I have been in family medicine for the past twenty years. I have a keen interest in sports medicine prior to becoming a doctor having received my Master’s Degree in Education under the area of exercise science. I have seen countless numbers of patients over the years come through my office with concussions and have worked with them using the standard treatment protocols. Unfortunately, these recommendations only deal with the timing of when to get the athlete back into competition. There really has been no treatment at all. This has always frustrated me.
Personally, I have suffered three major concussions in my own life that I can remember: once in pee wee football, once falling off a bike as a teen, and once getting knocked down (and almost out) during my college boxing career. None of these were really recognized or treated. I do not know whether my chronic headaches are related to these concussions, but I am sure they didn’t help. Concussions have affected my family as well. My middle son had a major concussion in high school, which cost him to lose his full football season due to it. I saw how it affected his schoolwork and personality. He also received no treatment other than rest. The lack of any treatment has bothered me for years until I had an epiphany about it. We use ice for every other injured part of the body so why not the head? That is when I started to dig through the research and found an abundance of studies showing beneficial effects to icing the head after a traumatic brain injury. Unfortunately, no one had created an easy way to do this on the sidelines….until now.
I consider myself as an innovator and inventor and have had some success with different projects in the past. In fact, I invented the Knee Saver for baseball catchers, which continues to be part of the equipment used by many players today. When I came up with the idea of creating a portable device to ice a concussed athlete’s head, the first company I sought out to help me with it was All-Star Sports. Over the past year and a half we have worked through most, if not all, of the kinks to bring “therapeutic hypothermia” to the field (and to the athletes) in an efficient and effective manner. I believe we have succeeded in this goal with the CryoHelmet.
I understand that icing the head with such a device as the CryoHelmet is only part of the answer and not a cure for concussions. Research and innovation needs to continue in order to prevent these injuries in the first place. That being said, more attention also needs to be focused on treatment, which may include nutrition, behavioral modifications, supplements and ice.

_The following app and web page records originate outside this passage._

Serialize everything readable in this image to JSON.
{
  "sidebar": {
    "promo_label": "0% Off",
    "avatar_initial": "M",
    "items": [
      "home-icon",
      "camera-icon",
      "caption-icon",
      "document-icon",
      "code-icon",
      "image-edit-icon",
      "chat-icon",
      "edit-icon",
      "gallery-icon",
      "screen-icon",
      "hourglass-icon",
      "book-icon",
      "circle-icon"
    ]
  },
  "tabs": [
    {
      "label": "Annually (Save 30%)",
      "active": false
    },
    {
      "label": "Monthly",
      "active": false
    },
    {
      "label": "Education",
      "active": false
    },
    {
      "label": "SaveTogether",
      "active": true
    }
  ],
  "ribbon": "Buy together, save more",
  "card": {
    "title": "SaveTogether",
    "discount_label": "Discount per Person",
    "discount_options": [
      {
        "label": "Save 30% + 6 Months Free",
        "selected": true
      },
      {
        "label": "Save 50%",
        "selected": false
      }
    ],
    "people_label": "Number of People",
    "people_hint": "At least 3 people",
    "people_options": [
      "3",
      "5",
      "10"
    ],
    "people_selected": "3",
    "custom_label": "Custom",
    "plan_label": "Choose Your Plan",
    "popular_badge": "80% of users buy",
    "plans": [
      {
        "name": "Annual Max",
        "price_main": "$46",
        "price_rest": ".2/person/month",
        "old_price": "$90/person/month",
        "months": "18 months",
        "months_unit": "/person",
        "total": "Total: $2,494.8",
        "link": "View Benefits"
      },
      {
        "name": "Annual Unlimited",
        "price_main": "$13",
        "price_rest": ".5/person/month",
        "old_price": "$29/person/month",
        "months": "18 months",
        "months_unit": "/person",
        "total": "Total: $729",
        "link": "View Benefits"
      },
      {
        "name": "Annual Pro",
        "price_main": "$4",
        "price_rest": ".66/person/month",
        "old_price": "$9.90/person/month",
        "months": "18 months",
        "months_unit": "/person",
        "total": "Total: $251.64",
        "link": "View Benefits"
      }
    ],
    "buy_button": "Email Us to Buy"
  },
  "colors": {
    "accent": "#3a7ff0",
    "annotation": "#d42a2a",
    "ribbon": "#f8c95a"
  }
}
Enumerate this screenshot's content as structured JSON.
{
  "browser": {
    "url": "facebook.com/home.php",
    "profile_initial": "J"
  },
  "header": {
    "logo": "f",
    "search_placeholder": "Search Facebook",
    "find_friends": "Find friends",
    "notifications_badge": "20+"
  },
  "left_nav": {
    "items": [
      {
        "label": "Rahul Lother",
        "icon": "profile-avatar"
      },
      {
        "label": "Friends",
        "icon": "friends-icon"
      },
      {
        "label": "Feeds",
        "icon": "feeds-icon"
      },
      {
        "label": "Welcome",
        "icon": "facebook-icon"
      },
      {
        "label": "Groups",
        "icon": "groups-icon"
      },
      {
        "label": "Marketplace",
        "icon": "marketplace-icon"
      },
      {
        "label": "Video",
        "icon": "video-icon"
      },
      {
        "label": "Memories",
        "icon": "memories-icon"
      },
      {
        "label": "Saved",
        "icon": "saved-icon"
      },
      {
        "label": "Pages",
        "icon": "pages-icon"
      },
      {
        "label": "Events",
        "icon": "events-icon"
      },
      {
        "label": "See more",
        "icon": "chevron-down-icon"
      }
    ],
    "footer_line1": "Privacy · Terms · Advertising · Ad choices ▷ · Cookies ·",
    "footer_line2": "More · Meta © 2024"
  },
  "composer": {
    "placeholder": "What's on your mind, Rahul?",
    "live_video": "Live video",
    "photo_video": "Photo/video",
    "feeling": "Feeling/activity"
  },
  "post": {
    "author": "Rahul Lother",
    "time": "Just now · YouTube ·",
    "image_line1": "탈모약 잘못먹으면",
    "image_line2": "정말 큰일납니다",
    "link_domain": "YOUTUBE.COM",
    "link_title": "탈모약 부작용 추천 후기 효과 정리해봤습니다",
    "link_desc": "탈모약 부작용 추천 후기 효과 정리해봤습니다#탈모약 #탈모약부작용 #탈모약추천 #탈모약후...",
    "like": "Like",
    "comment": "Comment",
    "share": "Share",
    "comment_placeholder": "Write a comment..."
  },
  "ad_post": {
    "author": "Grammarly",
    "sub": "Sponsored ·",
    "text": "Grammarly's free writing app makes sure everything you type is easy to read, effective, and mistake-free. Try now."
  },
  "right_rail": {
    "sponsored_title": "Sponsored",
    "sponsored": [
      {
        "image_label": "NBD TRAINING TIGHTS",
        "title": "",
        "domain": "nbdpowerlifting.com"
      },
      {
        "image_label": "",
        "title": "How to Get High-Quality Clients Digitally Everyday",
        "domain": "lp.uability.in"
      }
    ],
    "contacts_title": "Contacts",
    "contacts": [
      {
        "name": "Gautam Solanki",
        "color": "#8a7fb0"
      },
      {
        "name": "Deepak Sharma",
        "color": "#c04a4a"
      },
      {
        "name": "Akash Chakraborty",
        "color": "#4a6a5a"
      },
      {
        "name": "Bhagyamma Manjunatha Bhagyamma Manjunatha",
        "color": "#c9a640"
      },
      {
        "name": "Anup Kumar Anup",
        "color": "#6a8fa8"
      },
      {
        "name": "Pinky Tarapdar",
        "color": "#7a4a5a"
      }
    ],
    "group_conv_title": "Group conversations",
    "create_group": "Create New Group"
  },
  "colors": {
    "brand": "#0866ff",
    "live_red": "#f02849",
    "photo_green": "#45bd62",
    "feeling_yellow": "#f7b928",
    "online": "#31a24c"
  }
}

Our goal is to see that therapeutic hypothermia becomes part of the protocol that I and other doctors can use and recommend in our medical offices when treating concussions.